Hidden Gems

“Rain and Tears” from Aphrodite’s Child (1968), featuring a young Vangelis.

This is back when they knew how to make music videos.
Actually, it’s about 15 years before they knew how to make music videos…

“In the Year 2525” from Zager and Evans (1968). This topped the charts during both the Moon Landing and Woodstock.

Okay, and now this is just creepy (prophetic lyrics).


When you cross your fingers, you’re either blindly hoping for the best, or you’re lying. Or both.

As a director for a media literacy non-profit who is in fairly regular contact with a couple big-tech/media leaders on the front lines in the AI field, I’ve been deep-diving into this for months, now, and here’s where I’m at:

I believe the proper analogy is: AI is crypto, social media algorithms, and nuclear tech all rolled into one.


Like crypto, the positives are over-hyped (in the case of AI, that’s due to the hallucination problem, which will require human oversight for anything important). But, the similarity is striking: in its current iteration, there turns out to be very few good use-cases, really…except to facilitate crimes. I’ve been told the answer to this (y’know, for self-driving cars or medical diagnoses) is to have, non-AI algorithms to supervise and quality control all AI decisions.

Uh, okay. But where do humans fit into all of this again? Tell me again how much of a hit in the job market this will cause and why it’s worth it?

Like Social Media algorithms, a really robust regulation regime might possibly leverage it into some real positives; but, instead, untested and unregulated prior to rollout, it will accelerate the deterioration of society (genocides and political lurching toward authoritarianism, genocides in places where institutions are already weakened, all Art will continue to regress toward the mean, and negative mental health outcomes will continue to spike…all while we continue to largely ignore other existential problems like Global Warming and Pandemic readiness).

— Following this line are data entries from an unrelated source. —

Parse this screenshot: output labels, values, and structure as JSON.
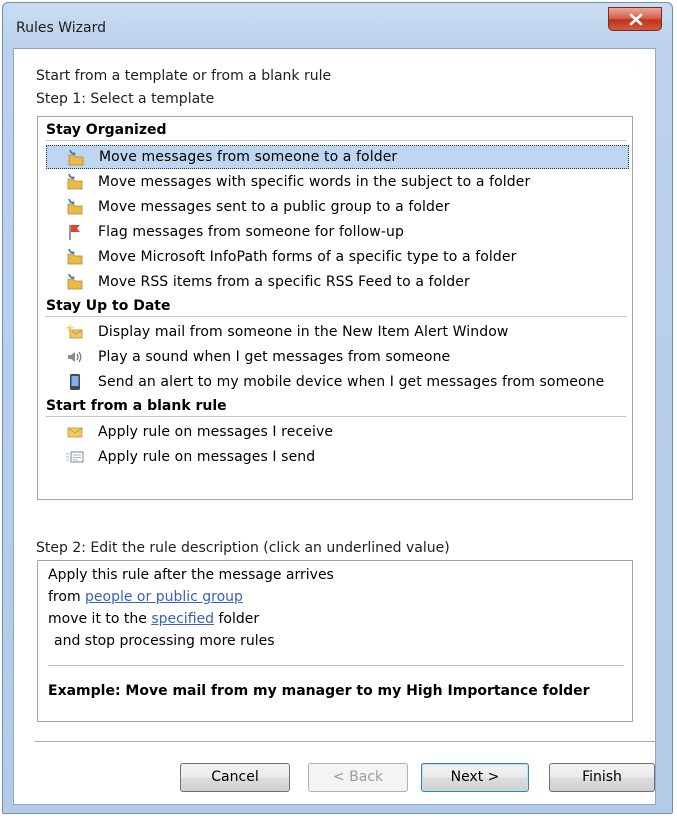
{
  "window": {
    "title": "Rules Wizard"
  },
  "intro": {
    "line1": "Start from a template or from a blank rule",
    "line2": "Step 1: Select a template"
  },
  "templates": {
    "groups": [
      {
        "header": "Stay Organized",
        "items": [
          {
            "label": "Move messages from someone to a folder",
            "icon": "folder-move-icon",
            "selected": true
          },
          {
            "label": "Move messages with specific words in the subject to a folder",
            "icon": "folder-move-icon"
          },
          {
            "label": "Move messages sent to a public group to a folder",
            "icon": "folder-move-icon"
          },
          {
            "label": "Flag messages from someone for follow-up",
            "icon": "flag-icon"
          },
          {
            "label": "Move Microsoft InfoPath forms of a specific type to a folder",
            "icon": "folder-move-icon"
          },
          {
            "label": "Move RSS items from a specific RSS Feed to a folder",
            "icon": "folder-move-icon"
          }
        ]
      },
      {
        "header": "Stay Up to Date",
        "items": [
          {
            "label": "Display mail from someone in the New Item Alert Window",
            "icon": "alert-envelope-icon"
          },
          {
            "label": "Play a sound when I get messages from someone",
            "icon": "speaker-icon"
          },
          {
            "label": "Send an alert to my mobile device when I get messages from someone",
            "icon": "mobile-device-icon"
          }
        ]
      },
      {
        "header": "Start from a blank rule",
        "items": [
          {
            "label": "Apply rule on messages I receive",
            "icon": "envelope-receive-icon"
          },
          {
            "label": "Apply rule on messages I send",
            "icon": "envelope-send-icon"
          }
        ]
      }
    ]
  },
  "step2": {
    "label": "Step 2: Edit the rule description (click an underlined value)",
    "line1": "Apply this rule after the message arrives",
    "line2_prefix": "from ",
    "line2_link": "people or public group",
    "line3_prefix": "move it to the ",
    "line3_link": "specified",
    "line3_suffix": " folder",
    "line4": "and stop processing more rules",
    "example": "Example: Move mail from my manager to my High Importance folder"
  },
  "buttons": {
    "cancel": "Cancel",
    "back": "< Back",
    "next": "Next >",
    "finish": "Finish"
  },
  "colors": {
    "selection": "#bfd6f0",
    "link": "#3762b5",
    "close_button": "#c8452c"
  }
}
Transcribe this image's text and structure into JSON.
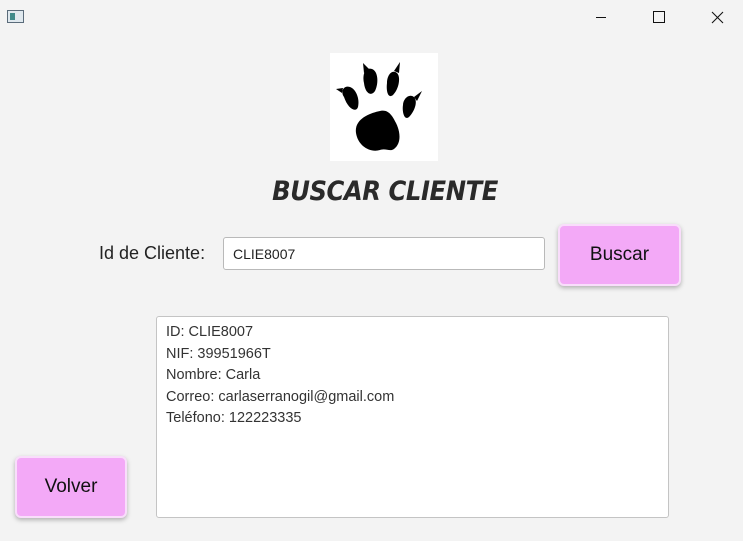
{
  "window": {
    "title": "",
    "icons": {
      "app": "app-window-icon",
      "minimize": "minimize-icon",
      "maximize": "maximize-icon",
      "close": "close-icon"
    }
  },
  "logo": {
    "icon": "paw-print-icon",
    "color": "#000000"
  },
  "heading": "BUSCAR CLIENTE",
  "search": {
    "label": "Id de Cliente:",
    "value": "CLIE8007",
    "button_label": "Buscar"
  },
  "result": {
    "lines": [
      "ID: CLIE8007",
      "NIF: 39951966T",
      "Nombre: Carla",
      "Correo: carlaserranogil@gmail.com",
      "Teléfono: 122223335"
    ]
  },
  "back_button_label": "Volver",
  "colors": {
    "button_bg": "#f3a9f7",
    "window_bg": "#f3f3f3"
  }
}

And like Nuclear Tech—due to its sheer power, emergent ‘theory of mind’ properties and exponential growth—the downside is existential and probably no upside would really be worth it, anyway.

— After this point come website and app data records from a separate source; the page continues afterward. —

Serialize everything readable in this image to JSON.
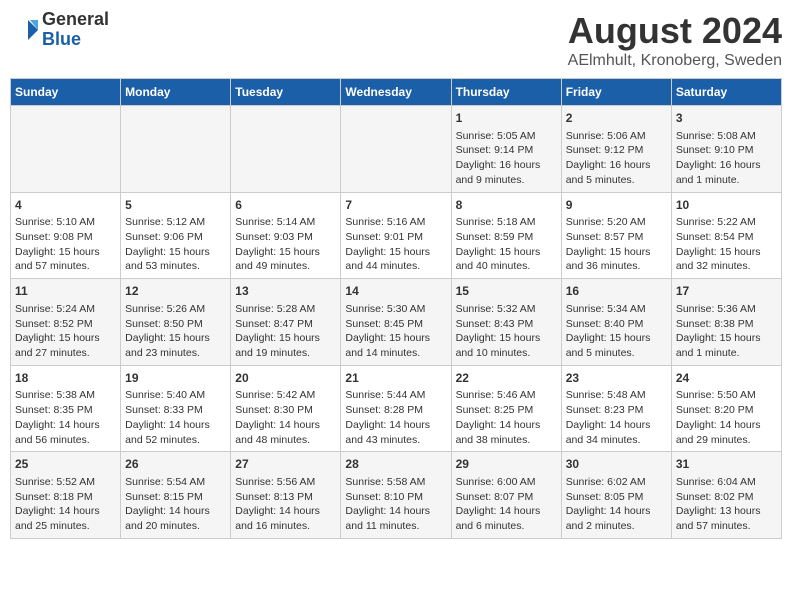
{
  "logo": {
    "general": "General",
    "blue": "Blue"
  },
  "title": "August 2024",
  "subtitle": "AElmhult, Kronoberg, Sweden",
  "days": [
    "Sunday",
    "Monday",
    "Tuesday",
    "Wednesday",
    "Thursday",
    "Friday",
    "Saturday"
  ],
  "weeks": [
    [
      {
        "date": "",
        "info": ""
      },
      {
        "date": "",
        "info": ""
      },
      {
        "date": "",
        "info": ""
      },
      {
        "date": "",
        "info": ""
      },
      {
        "date": "1",
        "info": "Sunrise: 5:05 AM\nSunset: 9:14 PM\nDaylight: 16 hours\nand 9 minutes."
      },
      {
        "date": "2",
        "info": "Sunrise: 5:06 AM\nSunset: 9:12 PM\nDaylight: 16 hours\nand 5 minutes."
      },
      {
        "date": "3",
        "info": "Sunrise: 5:08 AM\nSunset: 9:10 PM\nDaylight: 16 hours\nand 1 minute."
      }
    ],
    [
      {
        "date": "4",
        "info": "Sunrise: 5:10 AM\nSunset: 9:08 PM\nDaylight: 15 hours\nand 57 minutes."
      },
      {
        "date": "5",
        "info": "Sunrise: 5:12 AM\nSunset: 9:06 PM\nDaylight: 15 hours\nand 53 minutes."
      },
      {
        "date": "6",
        "info": "Sunrise: 5:14 AM\nSunset: 9:03 PM\nDaylight: 15 hours\nand 49 minutes."
      },
      {
        "date": "7",
        "info": "Sunrise: 5:16 AM\nSunset: 9:01 PM\nDaylight: 15 hours\nand 44 minutes."
      },
      {
        "date": "8",
        "info": "Sunrise: 5:18 AM\nSunset: 8:59 PM\nDaylight: 15 hours\nand 40 minutes."
      },
      {
        "date": "9",
        "info": "Sunrise: 5:20 AM\nSunset: 8:57 PM\nDaylight: 15 hours\nand 36 minutes."
      },
      {
        "date": "10",
        "info": "Sunrise: 5:22 AM\nSunset: 8:54 PM\nDaylight: 15 hours\nand 32 minutes."
      }
    ],
    [
      {
        "date": "11",
        "info": "Sunrise: 5:24 AM\nSunset: 8:52 PM\nDaylight: 15 hours\nand 27 minutes."
      },
      {
        "date": "12",
        "info": "Sunrise: 5:26 AM\nSunset: 8:50 PM\nDaylight: 15 hours\nand 23 minutes."
      },
      {
        "date": "13",
        "info": "Sunrise: 5:28 AM\nSunset: 8:47 PM\nDaylight: 15 hours\nand 19 minutes."
      },
      {
        "date": "14",
        "info": "Sunrise: 5:30 AM\nSunset: 8:45 PM\nDaylight: 15 hours\nand 14 minutes."
      },
      {
        "date": "15",
        "info": "Sunrise: 5:32 AM\nSunset: 8:43 PM\nDaylight: 15 hours\nand 10 minutes."
      },
      {
        "date": "16",
        "info": "Sunrise: 5:34 AM\nSunset: 8:40 PM\nDaylight: 15 hours\nand 5 minutes."
      },
      {
        "date": "17",
        "info": "Sunrise: 5:36 AM\nSunset: 8:38 PM\nDaylight: 15 hours\nand 1 minute."
      }
    ],
    [
      {
        "date": "18",
        "info": "Sunrise: 5:38 AM\nSunset: 8:35 PM\nDaylight: 14 hours\nand 56 minutes."
      },
      {
        "date": "19",
        "info": "Sunrise: 5:40 AM\nSunset: 8:33 PM\nDaylight: 14 hours\nand 52 minutes."
      },
      {
        "date": "20",
        "info": "Sunrise: 5:42 AM\nSunset: 8:30 PM\nDaylight: 14 hours\nand 48 minutes."
      },
      {
        "date": "21",
        "info": "Sunrise: 5:44 AM\nSunset: 8:28 PM\nDaylight: 14 hours\nand 43 minutes."
      },
      {
        "date": "22",
        "info": "Sunrise: 5:46 AM\nSunset: 8:25 PM\nDaylight: 14 hours\nand 38 minutes."
      },
      {
        "date": "23",
        "info": "Sunrise: 5:48 AM\nSunset: 8:23 PM\nDaylight: 14 hours\nand 34 minutes."
      },
      {
        "date": "24",
        "info": "Sunrise: 5:50 AM\nSunset: 8:20 PM\nDaylight: 14 hours\nand 29 minutes."
      }
    ],
    [
      {
        "date": "25",
        "info": "Sunrise: 5:52 AM\nSunset: 8:18 PM\nDaylight: 14 hours\nand 25 minutes."
      },
      {
        "date": "26",
        "info": "Sunrise: 5:54 AM\nSunset: 8:15 PM\nDaylight: 14 hours\nand 20 minutes."
      },
      {
        "date": "27",
        "info": "Sunrise: 5:56 AM\nSunset: 8:13 PM\nDaylight: 14 hours\nand 16 minutes."
      },
      {
        "date": "28",
        "info": "Sunrise: 5:58 AM\nSunset: 8:10 PM\nDaylight: 14 hours\nand 11 minutes."
      },
      {
        "date": "29",
        "info": "Sunrise: 6:00 AM\nSunset: 8:07 PM\nDaylight: 14 hours\nand 6 minutes."
      },
      {
        "date": "30",
        "info": "Sunrise: 6:02 AM\nSunset: 8:05 PM\nDaylight: 14 hours\nand 2 minutes."
      },
      {
        "date": "31",
        "info": "Sunrise: 6:04 AM\nSunset: 8:02 PM\nDaylight: 13 hours\nand 57 minutes."
      }
    ]
  ]
}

But, the genie is out of the bottle, so that’s where we’re at.

The (I think, obvious, and only truly ethical) answer is to use the “Precautionary Principle” and stop it as much as possible until its tested and a robust international regulatory regime is in place.

Meanwhile, AI tech leaders are asking for regulation even while they race to roll it out: Fingers Crossed, indeed.

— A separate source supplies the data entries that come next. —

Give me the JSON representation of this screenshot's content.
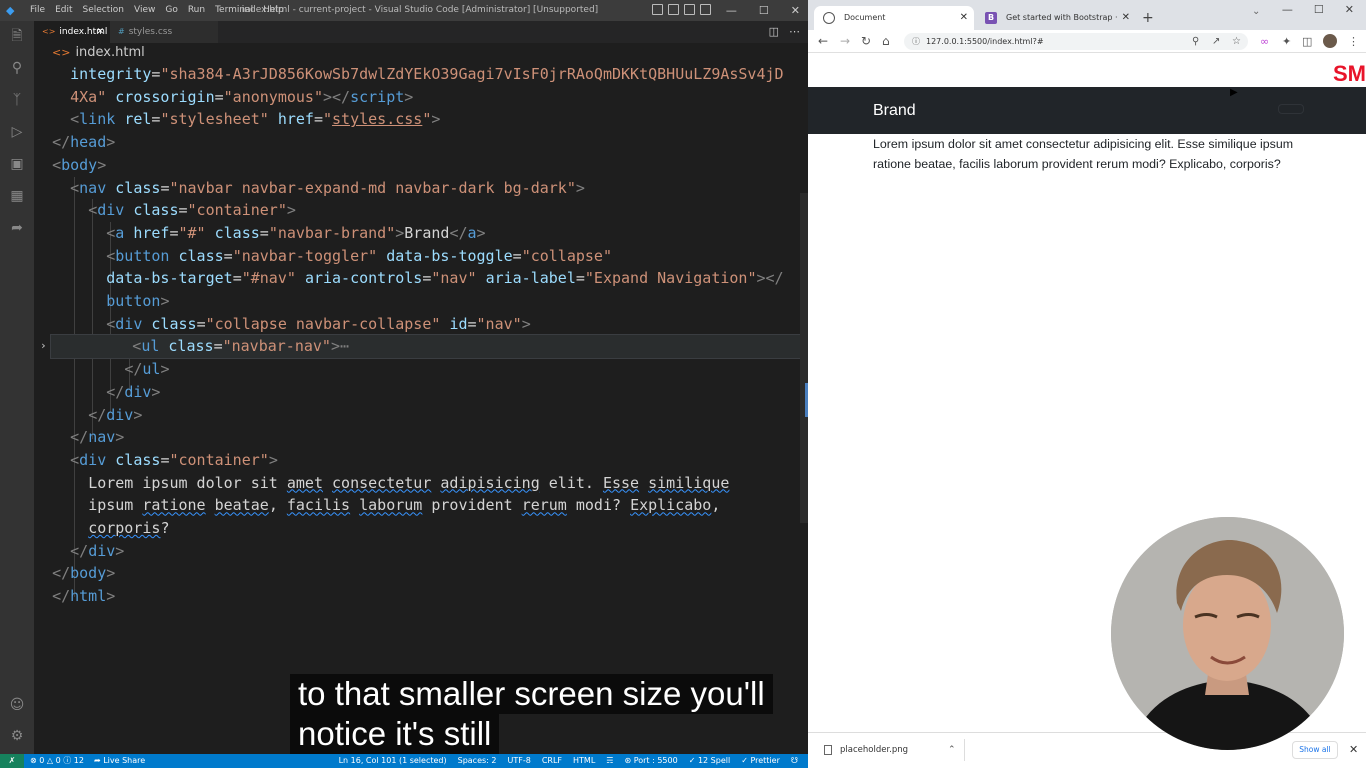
{
  "vscode": {
    "menu": [
      "File",
      "Edit",
      "Selection",
      "View",
      "Go",
      "Run",
      "Terminal",
      "Help"
    ],
    "window_title": "index.html - current-project - Visual Studio Code [Administrator] [Unsupported]",
    "tabs": [
      {
        "label": "index.html",
        "active": true
      },
      {
        "label": "styles.css",
        "active": false
      }
    ],
    "breadcrumb": "index.html",
    "status": {
      "errors": "0",
      "warnings": "0",
      "info": "12",
      "live_share": "Live Share",
      "position": "Ln 16, Col 101 (1 selected)",
      "spaces": "Spaces: 2",
      "encoding": "UTF-8",
      "eol": "CRLF",
      "language": "HTML",
      "port": "Port : 5500",
      "spell": "12 Spell",
      "prettier": "Prettier"
    }
  },
  "browser": {
    "tabs": [
      {
        "title": "Document",
        "active": true
      },
      {
        "title": "Get started with Bootstrap · Boot",
        "active": false
      }
    ],
    "url": "127.0.0.1:5500/index.html?#",
    "page": {
      "logo": "SM",
      "brand": "Brand",
      "text": "Lorem ipsum dolor sit amet consectetur adipisicing elit. Esse similique ipsum ratione beatae, facilis laborum provident rerum modi? Explicabo, corporis?"
    },
    "download": {
      "file": "placeholder.png",
      "show_all": "Show all"
    }
  },
  "captions": [
    "to that smaller screen size you'll",
    "notice it's still"
  ]
}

No, no, no, no…

I was just recently introduced to the word “theytriarchy”.

And I must thank whoever showed it to me; because, I feel I have, now, been exposed to, in fact, the dumbest ****ing word ever created.


My writing practice (aka “The Fell Beast”), was, in fact, a beast that fell.

In a pre-Substack blog post last year , I set out the two big projects that The Fell Beast (the working moniker for my writing practice) would encapsulate: a suite of short stories and a sequel to my novel.

Then, over the holidays, my mom died—and my mind set about reshuffling the deck, until I was (once again) ready and able to deal the cards.

Suddenly, my writing brain was broken, except for poetry. Short stories sputtered and faded from consciousness. And the sequel was stalled, altogether. My writing practice became semi-random ministrations. In fact, as I look back, those efforts were more akin to menstruations—failing to give birth to something, I was left to periodically expel what I could.

But, times change. Progress pretends to happen. Or we happen upon some. Either way, recently, I’ve come to realize that the two projects I had planned were really just one project, a project that I was over-complicating. And so the sequel will be a mosaic novel.

Meanwhile, my poetry is still a thing (notice the elegant word choice—yeah, that’s right, I got game). As I mentioned in my Substack, a couple pieces have already been excepted by a journal for 2024.

And I’ve even been able to generate a couple of nifty, new short story ideas that are tentatively standing on their own like newborn foal.

The Fell Beast has awakened.

I’ve Already Noticed…

No AIs were harmed in the blogging of this post

…a degrading of content—in search engine answers and on forums—from #AI pollution.

And this is just the speck of black on the horizon. The storm is coming…